Damon Guy - Netkonnexion

Damon Guy (Netkonnexion)

Damon is a writer-photog and editor of this site. He has run some major websites, a computing department and a digital image library. He started out as a trained teacher and now runs training for digital photographers.
See also: Editors ‘Bio’.
See also: Profile on Google+.

How to do night photography when starting out

Night shots capture the imagination and the eye.

It is all about making sure that your viewer is drawn into your photograph. The rich colours and strong contrasts are really great for attracting the eye. In this post we will look at doing great night photography.

Night photography is simple

A lot of starters think night photography is difficult. Well it is not difficult, it is different. There is less light – obviously. There is also more light in some ways. This is because the difference between the light and dark portions of your picture are more extreme. In A quick tip to help you see the light (or darkness) we saw that the camera is not as good as the eye in distinguishing wide differences between light and dark. When shooting at night that is something we should remember.

We should not point our camera at a very bright light source at night. This is because it will over-expose quickly and the rest of the scene will remain dark. The darker parts expose slower.

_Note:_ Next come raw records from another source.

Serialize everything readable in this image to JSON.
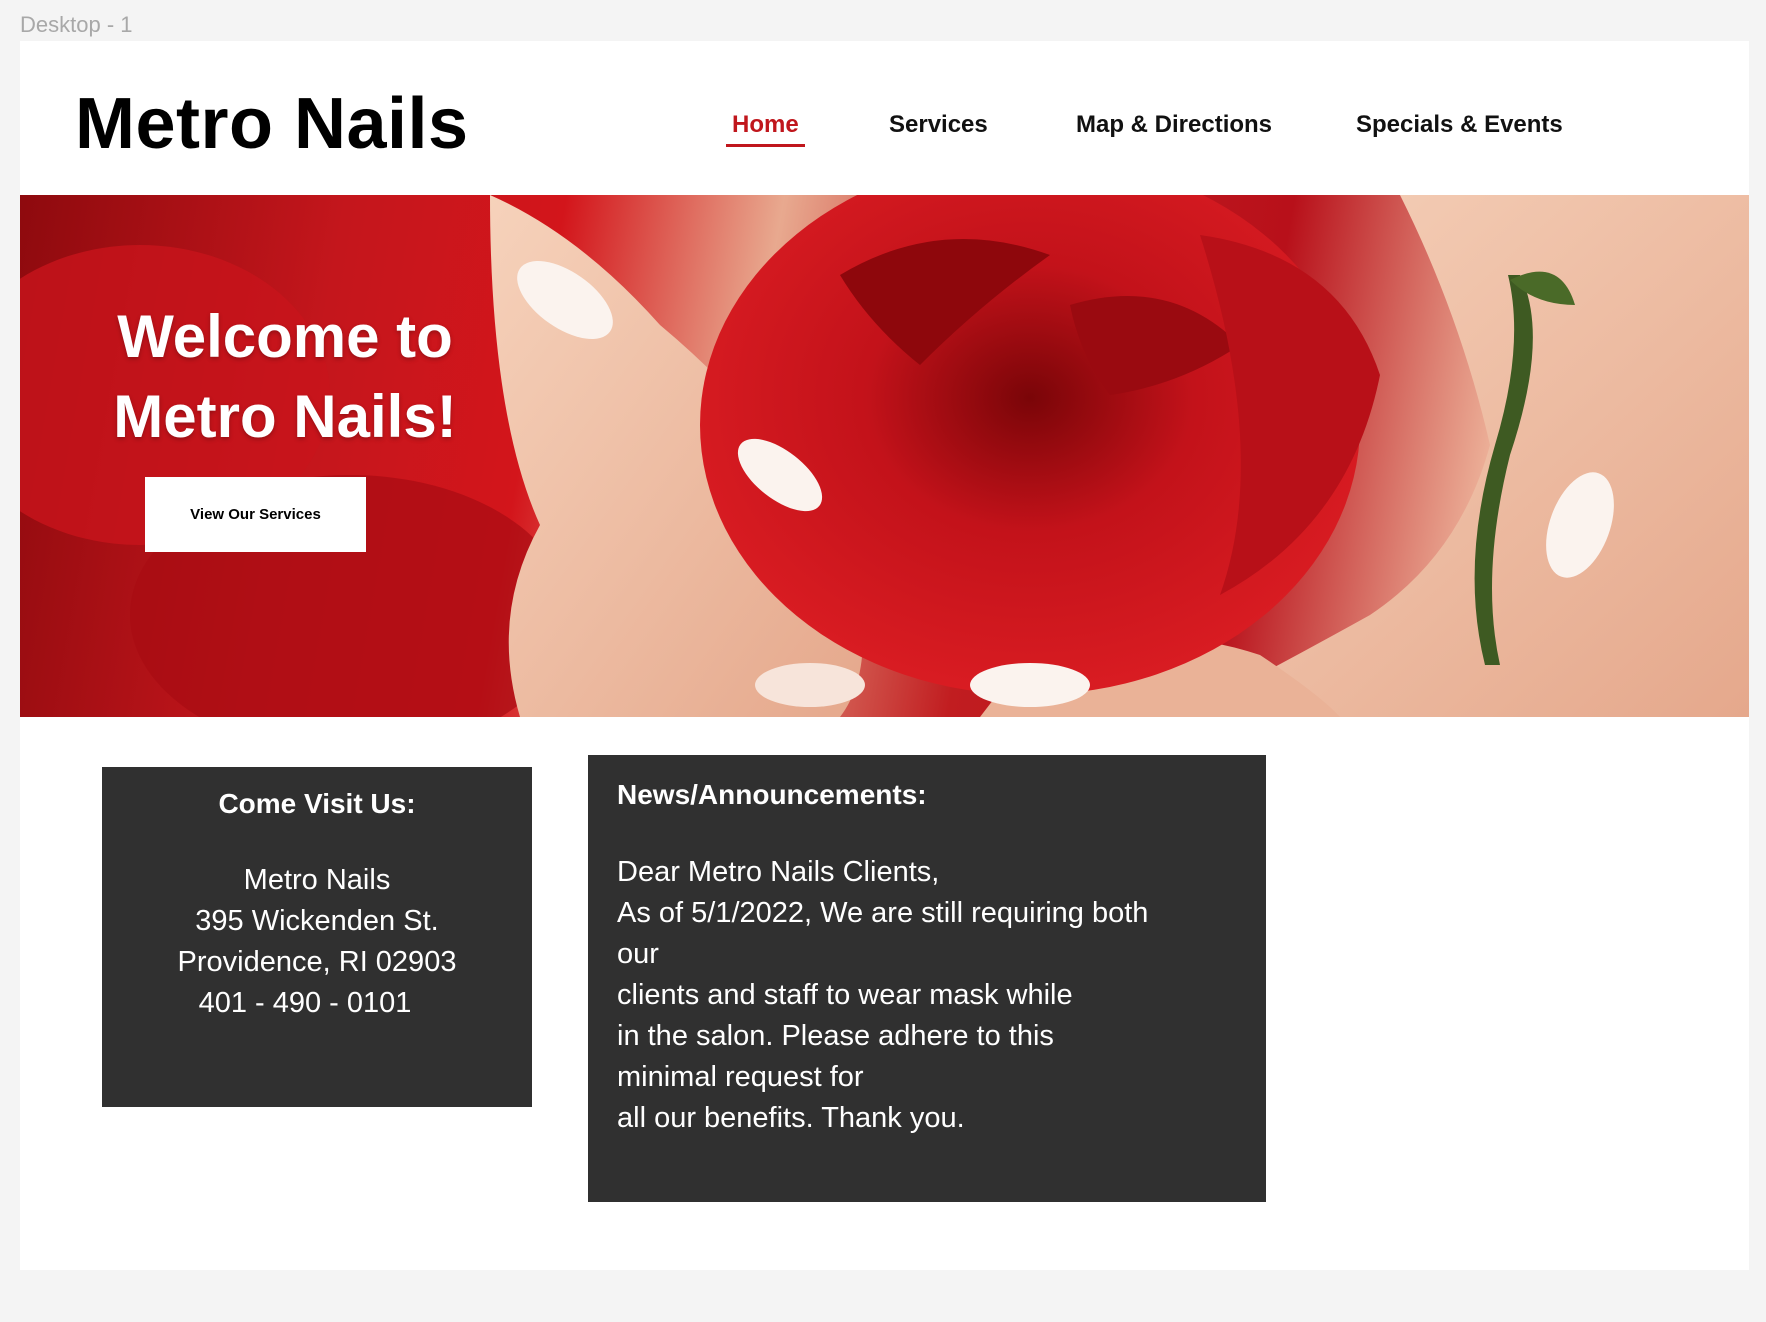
{
  "canvas": {
    "frame_label": "Desktop - 1"
  },
  "header": {
    "logo": "Metro Nails",
    "nav": [
      {
        "label": "Home",
        "active": true
      },
      {
        "label": "Services",
        "active": false
      },
      {
        "label": "Map & Directions",
        "active": false
      },
      {
        "label": "Specials & Events",
        "active": false
      }
    ]
  },
  "hero": {
    "title_line1": "Welcome to",
    "title_line2": "Metro Nails!",
    "button_label": "View Our Services"
  },
  "visit": {
    "title": "Come Visit Us:",
    "lines": [
      "Metro Nails",
      "395 Wickenden St.",
      "Providence, RI 02903",
      "401 - 490 - 0101"
    ]
  },
  "news": {
    "title": "News/Announcements:",
    "lines": [
      "Dear Metro Nails Clients,",
      "As of 5/1/2022, We are still requiring both",
      "our",
      "clients and staff to wear mask while",
      "in the salon. Please adhere to this",
      "minimal request for",
      "all our benefits. Thank you."
    ]
  },
  "colors": {
    "accent": "#c0161c",
    "panel_bg": "#303030",
    "page_bg": "#f4f4f4"
  }
}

Try to find ways to expose your scene where the spread of light is of less extreme whites and blacks.

The concept of night photography is about exploiting light when the rest of the environment is dark. The aim therefore is to make sure you are exposing for the light you want to bring out in your picture. Almost certainly that will mean you need to do longer exposure than for the daytime. As you will see in the video this is not complicated to do. You will need to explore some settings you may not have used before. But photography is all about learning – right? OK…

Here is one idea that will simplify the thinking behind all sorts of exposure situations…

  • Picture a bucket in your mind.
  • Now picture filling it up with a hose.
  • At first you turn the tap a very little.
  • The water trickles out.
  • The bucket takes a long time to fill to the brim, but does get there.
  • Now repeat with the tap turned up more (twice as fast).
  • The bucket fills faster. In half the time in fact.
  • Now repeat again filling the bucket to the brim – tap open fully (speed x4).
  • The bucked fills half as fast again.

The bucket of water is like an exposure. To get the picture light enough you need to fill the camera with the right amount of light (to the bucket rim). At night you have to wait a long time for your exposure to fill to the brim (water at a trickle) because there is less light around. In early evening/dusk you have to wait for the exposure to fill in half the time (tap at half speed) because there is more light before sundown. During the day all that light pretty much zaps the bucket (sorry camera) full of light in double quick time.

OK, now you know all there is to know about exposure. That’s it. All you have to do is practice with the camera settings to wait for a while to fill up at night, wide aperture, long shutter opening to let in as much light as possible.

In the video the CameraLabs team have described the types of setting you might use and how to set them up. The explanation is clear and the settings simple. I think you will learn a lot.

DSLR Tips: Night Photography by CameraLabs
As an aside…

You notice in my bucket analogy how we tested fills? In photography each time you go up or down a stop of light you are halving or doubling the amount of light. Of course, in the bucket situation the timing and change-of-fill speed are not accurate – its only a thought experiment. But you get the idea. I am trying to show you how an exposure builds up over seconds (at night) or thousandths of seconds (during the day). And, the rate it fills is related to the amount of light around. That is measured in stops. Consider reading this article: Definition: f number; f stop; Stop. It will help you to understand the relationship between stops of light and exposure.